Your goal
Set all of the entries down again precisely as they are written.

[Records from a collection]
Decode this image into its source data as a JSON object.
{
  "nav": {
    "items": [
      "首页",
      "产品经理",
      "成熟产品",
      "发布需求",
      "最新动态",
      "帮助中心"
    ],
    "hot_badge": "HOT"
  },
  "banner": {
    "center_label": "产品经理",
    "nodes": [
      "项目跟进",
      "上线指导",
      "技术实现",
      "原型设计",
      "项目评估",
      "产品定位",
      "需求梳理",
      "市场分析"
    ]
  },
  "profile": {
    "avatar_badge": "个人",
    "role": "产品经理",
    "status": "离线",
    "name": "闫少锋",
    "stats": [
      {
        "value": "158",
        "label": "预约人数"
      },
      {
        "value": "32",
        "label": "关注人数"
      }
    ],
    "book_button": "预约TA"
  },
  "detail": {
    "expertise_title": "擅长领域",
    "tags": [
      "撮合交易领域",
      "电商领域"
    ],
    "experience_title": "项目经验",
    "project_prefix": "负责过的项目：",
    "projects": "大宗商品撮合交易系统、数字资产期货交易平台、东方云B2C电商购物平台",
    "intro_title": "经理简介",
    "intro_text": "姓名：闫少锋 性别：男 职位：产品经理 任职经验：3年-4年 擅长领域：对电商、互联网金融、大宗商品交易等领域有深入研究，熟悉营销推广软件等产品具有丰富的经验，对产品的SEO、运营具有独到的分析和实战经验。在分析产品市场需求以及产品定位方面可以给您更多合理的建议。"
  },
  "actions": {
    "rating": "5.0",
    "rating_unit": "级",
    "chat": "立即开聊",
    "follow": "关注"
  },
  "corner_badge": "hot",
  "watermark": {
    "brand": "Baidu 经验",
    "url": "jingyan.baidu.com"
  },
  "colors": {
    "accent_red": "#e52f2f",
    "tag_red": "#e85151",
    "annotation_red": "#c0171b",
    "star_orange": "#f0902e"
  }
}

Result of the task
Decode this image into its source data as a JSON object.
{
  "nav": {
    "items": [
      "首页",
      "产品经理",
      "成熟产品",
      "发布需求",
      "最新动态",
      "帮助中心"
    ],
    "hot_badge": "HOT"
  },
  "banner": {
    "center_label": "产品经理",
    "nodes": [
      "项目跟进",
      "上线指导",
      "技术实现",
      "原型设计",
      "项目评估",
      "产品定位",
      "需求梳理",
      "市场分析"
    ]
  },
  "profile": {
    "avatar_badge": "个人",
    "role": "产品经理",
    "status": "离线",
    "name": "闫少锋",
    "stats": [
      {
        "value": "158",
        "label": "预约人数"
      },
      {
        "value": "32",
        "label": "关注人数"
      }
    ],
    "book_button": "预约TA"
  },
  "detail": {
    "expertise_title": "擅长领域",
    "tags": [
      "撮合交易领域",
      "电商领域"
    ],
    "experience_title": "项目经验",
    "project_prefix": "负责过的项目：",
    "projects": "大宗商品撮合交易系统、数字资产期货交易平台、东方云B2C电商购物平台",
    "intro_title": "经理简介",
    "intro_text": "姓名：闫少锋 性别：男 职位：产品经理 任职经验：3年-4年 擅长领域：对电商、互联网金融、大宗商品交易等领域有深入研究，熟悉营销推广软件等产品具有丰富的经验，对产品的SEO、运营具有独到的分析和实战经验。在分析产品市场需求以及产品定位方面可以给您更多合理的建议。"
  },
  "actions": {
    "rating": "5.0",
    "rating_unit": "级",
    "chat": "立即开聊",
    "follow": "关注"
  },
  "corner_badge": "hot",
  "watermark": {
    "brand": "Baidu 经验",
    "url": "jingyan.baidu.com"
  },
  "colors": {
    "accent_red": "#e52f2f",
    "tag_red": "#e85151",
    "annotation_red": "#c0171b",
    "star_orange": "#f0902e"
  }
}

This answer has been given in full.